◆ **Task description**
Locate the string "Financiar" in the listing below. Copy every line where it is found.

◆ **Exercise inputs**
• • • • •

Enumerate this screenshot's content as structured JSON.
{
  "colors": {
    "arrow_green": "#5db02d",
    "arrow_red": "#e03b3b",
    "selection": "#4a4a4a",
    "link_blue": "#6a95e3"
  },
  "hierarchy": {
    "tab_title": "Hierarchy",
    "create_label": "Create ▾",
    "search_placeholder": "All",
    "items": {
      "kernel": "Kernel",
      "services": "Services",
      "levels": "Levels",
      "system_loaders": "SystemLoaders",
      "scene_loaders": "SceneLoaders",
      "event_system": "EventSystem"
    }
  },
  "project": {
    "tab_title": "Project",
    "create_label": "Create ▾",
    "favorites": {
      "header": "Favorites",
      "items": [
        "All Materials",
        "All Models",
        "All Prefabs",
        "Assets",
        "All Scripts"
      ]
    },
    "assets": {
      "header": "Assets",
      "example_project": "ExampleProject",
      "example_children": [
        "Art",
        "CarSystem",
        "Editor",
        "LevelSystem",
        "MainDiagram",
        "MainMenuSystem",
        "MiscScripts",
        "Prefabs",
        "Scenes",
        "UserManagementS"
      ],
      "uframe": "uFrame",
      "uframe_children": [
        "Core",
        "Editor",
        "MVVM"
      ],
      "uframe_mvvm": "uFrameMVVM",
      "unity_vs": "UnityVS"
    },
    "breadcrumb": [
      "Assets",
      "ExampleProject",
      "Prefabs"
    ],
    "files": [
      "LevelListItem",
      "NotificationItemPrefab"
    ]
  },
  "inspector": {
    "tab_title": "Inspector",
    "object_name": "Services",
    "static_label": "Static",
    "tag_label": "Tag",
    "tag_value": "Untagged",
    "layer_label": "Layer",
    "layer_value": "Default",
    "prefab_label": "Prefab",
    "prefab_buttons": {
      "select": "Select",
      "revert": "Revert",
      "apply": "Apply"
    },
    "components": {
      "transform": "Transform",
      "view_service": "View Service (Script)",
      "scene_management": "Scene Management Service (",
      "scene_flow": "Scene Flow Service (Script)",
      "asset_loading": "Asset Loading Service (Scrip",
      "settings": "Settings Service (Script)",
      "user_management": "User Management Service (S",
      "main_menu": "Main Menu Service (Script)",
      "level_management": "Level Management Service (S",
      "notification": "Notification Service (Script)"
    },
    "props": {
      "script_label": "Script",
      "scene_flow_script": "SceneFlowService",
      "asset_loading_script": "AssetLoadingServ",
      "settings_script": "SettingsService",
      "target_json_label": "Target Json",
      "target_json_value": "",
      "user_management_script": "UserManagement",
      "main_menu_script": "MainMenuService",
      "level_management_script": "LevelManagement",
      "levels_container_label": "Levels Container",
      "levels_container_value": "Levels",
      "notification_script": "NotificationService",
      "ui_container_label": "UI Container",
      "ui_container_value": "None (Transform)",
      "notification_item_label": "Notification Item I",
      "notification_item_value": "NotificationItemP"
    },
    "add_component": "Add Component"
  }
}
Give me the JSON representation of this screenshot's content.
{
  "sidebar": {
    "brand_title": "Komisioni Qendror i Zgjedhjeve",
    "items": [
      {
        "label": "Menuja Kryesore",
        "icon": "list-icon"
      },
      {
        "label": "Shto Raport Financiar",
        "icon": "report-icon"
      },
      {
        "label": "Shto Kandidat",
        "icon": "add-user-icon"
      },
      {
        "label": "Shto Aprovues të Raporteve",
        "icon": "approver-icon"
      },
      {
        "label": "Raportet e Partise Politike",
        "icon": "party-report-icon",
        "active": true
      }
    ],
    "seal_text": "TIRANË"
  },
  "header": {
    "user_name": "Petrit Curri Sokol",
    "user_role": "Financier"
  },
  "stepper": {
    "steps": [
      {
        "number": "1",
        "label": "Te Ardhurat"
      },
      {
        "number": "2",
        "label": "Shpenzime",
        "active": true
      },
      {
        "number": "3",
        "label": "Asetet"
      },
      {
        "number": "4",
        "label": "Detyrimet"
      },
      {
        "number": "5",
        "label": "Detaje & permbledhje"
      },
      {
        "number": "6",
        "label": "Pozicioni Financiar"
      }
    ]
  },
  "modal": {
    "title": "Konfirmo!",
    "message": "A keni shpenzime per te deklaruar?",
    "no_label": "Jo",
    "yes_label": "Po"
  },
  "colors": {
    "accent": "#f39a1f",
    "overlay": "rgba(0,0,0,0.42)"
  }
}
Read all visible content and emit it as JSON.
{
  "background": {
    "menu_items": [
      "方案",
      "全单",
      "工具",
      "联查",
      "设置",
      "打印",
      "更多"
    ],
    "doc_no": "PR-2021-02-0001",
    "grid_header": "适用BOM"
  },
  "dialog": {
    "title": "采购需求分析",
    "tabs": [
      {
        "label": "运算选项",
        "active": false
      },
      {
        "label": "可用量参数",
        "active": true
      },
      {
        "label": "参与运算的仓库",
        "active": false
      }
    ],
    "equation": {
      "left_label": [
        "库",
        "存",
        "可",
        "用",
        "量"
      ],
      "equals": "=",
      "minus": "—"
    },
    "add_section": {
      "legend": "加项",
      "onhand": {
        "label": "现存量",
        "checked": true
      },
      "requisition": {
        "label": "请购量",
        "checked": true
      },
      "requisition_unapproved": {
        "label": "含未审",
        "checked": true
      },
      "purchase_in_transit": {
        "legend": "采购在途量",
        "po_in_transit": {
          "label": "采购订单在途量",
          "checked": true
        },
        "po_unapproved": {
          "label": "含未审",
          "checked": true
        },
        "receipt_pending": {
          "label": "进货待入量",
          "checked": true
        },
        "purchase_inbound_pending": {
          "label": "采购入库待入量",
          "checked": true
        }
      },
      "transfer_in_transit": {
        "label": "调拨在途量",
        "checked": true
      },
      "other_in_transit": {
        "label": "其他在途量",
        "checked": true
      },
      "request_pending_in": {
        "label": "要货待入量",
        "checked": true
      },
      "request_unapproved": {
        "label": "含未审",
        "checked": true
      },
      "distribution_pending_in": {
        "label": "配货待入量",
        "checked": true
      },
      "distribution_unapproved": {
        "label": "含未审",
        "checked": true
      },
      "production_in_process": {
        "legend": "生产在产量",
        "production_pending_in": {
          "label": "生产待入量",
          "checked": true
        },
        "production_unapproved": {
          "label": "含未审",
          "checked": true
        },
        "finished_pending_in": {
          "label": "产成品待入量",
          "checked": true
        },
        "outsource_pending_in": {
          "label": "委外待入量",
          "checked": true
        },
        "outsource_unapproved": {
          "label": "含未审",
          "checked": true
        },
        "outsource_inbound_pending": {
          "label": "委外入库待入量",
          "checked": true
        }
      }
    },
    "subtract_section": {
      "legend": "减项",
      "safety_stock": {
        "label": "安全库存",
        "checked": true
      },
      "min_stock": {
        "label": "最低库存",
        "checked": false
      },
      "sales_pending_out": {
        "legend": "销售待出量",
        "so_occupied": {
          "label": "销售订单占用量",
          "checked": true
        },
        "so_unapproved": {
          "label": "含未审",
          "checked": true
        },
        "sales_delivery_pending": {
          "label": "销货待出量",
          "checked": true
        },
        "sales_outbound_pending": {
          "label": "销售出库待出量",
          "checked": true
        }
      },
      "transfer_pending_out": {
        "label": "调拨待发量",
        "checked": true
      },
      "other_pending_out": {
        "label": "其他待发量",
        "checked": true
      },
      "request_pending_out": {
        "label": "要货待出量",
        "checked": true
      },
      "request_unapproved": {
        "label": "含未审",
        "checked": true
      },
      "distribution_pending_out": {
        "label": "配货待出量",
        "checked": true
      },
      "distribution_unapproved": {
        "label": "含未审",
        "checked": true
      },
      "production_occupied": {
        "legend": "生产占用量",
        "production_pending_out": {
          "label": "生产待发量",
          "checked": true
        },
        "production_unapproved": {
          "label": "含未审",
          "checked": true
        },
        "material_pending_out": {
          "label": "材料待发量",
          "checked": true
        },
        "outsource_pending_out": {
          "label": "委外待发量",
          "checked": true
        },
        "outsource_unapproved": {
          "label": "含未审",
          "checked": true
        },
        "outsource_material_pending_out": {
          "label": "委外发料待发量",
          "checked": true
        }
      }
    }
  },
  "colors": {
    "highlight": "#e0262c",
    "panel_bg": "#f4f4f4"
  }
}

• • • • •

◆ **Exercise response**
        "label": "Shto Raport Financiar",
        "label": "Pozicioni Financiar"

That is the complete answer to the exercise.